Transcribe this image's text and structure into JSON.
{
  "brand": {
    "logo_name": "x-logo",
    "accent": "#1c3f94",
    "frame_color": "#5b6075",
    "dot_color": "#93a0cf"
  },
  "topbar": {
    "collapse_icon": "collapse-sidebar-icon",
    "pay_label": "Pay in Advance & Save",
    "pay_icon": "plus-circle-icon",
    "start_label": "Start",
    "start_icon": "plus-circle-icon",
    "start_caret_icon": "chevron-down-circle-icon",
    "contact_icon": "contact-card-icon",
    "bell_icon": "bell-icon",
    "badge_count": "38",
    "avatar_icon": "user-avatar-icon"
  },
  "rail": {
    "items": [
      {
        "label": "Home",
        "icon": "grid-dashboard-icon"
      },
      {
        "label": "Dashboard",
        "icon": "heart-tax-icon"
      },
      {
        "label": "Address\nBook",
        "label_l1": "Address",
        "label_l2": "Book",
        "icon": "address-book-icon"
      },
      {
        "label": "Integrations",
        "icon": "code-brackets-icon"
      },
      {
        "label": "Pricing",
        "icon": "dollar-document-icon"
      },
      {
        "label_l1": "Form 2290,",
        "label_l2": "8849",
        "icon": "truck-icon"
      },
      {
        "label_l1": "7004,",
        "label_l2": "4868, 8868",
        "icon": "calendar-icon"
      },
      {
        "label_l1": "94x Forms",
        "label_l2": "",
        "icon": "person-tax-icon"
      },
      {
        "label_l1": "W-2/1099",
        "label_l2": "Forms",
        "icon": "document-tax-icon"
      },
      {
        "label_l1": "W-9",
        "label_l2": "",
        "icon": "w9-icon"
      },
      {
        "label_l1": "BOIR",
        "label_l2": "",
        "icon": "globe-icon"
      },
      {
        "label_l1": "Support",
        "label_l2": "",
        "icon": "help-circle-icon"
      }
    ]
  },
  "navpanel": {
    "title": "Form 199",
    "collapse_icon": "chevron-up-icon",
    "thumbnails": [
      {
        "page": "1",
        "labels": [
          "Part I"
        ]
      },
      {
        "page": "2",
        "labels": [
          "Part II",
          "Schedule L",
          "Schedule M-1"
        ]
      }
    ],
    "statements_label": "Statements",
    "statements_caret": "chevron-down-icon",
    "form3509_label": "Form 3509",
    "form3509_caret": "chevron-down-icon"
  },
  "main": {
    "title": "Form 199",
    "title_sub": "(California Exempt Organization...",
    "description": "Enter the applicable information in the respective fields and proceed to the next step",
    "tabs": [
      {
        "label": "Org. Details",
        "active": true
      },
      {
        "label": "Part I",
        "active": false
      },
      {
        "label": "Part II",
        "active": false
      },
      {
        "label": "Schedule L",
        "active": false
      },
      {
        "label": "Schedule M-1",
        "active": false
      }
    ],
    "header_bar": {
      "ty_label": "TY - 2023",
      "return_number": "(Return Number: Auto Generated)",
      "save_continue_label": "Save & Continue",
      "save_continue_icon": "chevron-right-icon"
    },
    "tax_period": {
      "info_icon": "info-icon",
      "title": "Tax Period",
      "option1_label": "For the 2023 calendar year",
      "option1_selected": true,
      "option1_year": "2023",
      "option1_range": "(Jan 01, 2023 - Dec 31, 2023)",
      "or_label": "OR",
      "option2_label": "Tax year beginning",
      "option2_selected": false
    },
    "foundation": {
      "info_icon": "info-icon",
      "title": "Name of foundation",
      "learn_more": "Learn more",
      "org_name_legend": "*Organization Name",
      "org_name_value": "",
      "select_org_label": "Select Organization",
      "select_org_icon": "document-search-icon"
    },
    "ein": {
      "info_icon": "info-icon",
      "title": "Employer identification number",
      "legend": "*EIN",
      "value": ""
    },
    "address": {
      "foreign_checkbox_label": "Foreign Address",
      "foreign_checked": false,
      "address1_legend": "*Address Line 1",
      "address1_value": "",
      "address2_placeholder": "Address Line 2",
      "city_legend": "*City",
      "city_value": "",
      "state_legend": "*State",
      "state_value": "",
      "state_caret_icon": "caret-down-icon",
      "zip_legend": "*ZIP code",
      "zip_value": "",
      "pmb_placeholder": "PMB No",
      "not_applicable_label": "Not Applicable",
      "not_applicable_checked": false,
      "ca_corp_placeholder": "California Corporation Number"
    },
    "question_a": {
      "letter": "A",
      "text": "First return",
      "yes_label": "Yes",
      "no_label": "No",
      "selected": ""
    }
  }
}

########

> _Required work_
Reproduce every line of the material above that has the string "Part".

> _Solution_
          "Part I"
          "Part II",
        "label": "Part I",
        "label": "Part II",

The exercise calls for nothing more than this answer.